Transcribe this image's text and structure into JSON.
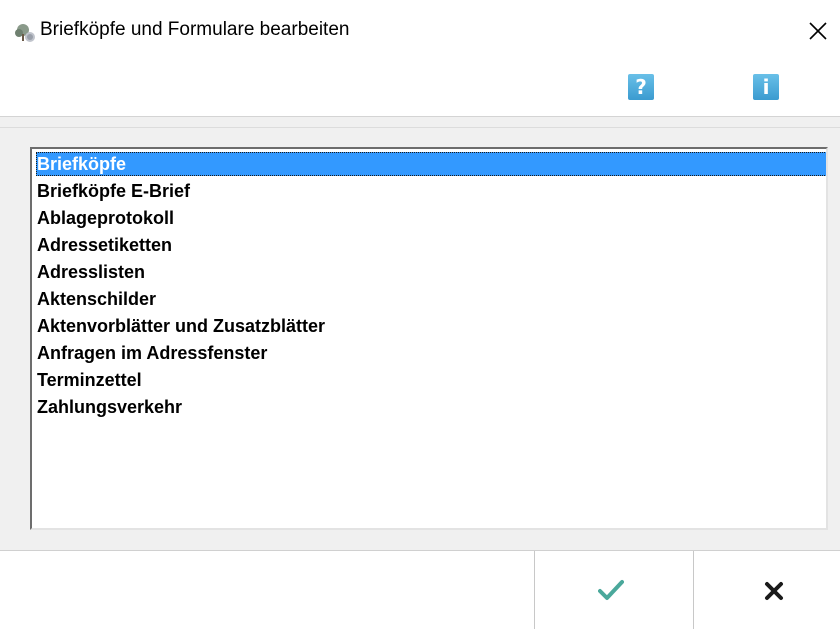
{
  "window": {
    "title": "Briefköpfe und Formulare bearbeiten",
    "app_icon": "tree-app-icon",
    "close_icon": "close-icon"
  },
  "toolbar": {
    "help_label": "?",
    "help_icon": "help-icon",
    "info_label": "i",
    "info_icon": "info-icon",
    "accent_color": "#4aa8dd"
  },
  "list": {
    "selected_index": 0,
    "selection_color": "#3399ff",
    "items": [
      "Briefköpfe",
      "Briefköpfe E-Brief",
      "Ablageprotokoll",
      "Adressetiketten",
      "Adresslisten",
      "Aktenschilder",
      "Aktenvorblätter und Zusatzblätter",
      "Anfragen im Adressfenster",
      "Terminzettel",
      "Zahlungsverkehr"
    ]
  },
  "buttons": {
    "ok_icon": "checkmark-icon",
    "ok_color": "#4aa89b",
    "cancel_icon": "cross-icon",
    "cancel_color": "#1a1a1a"
  }
}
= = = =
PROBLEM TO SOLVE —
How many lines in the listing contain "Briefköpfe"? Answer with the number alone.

ANSWER TO THIS TASK —
3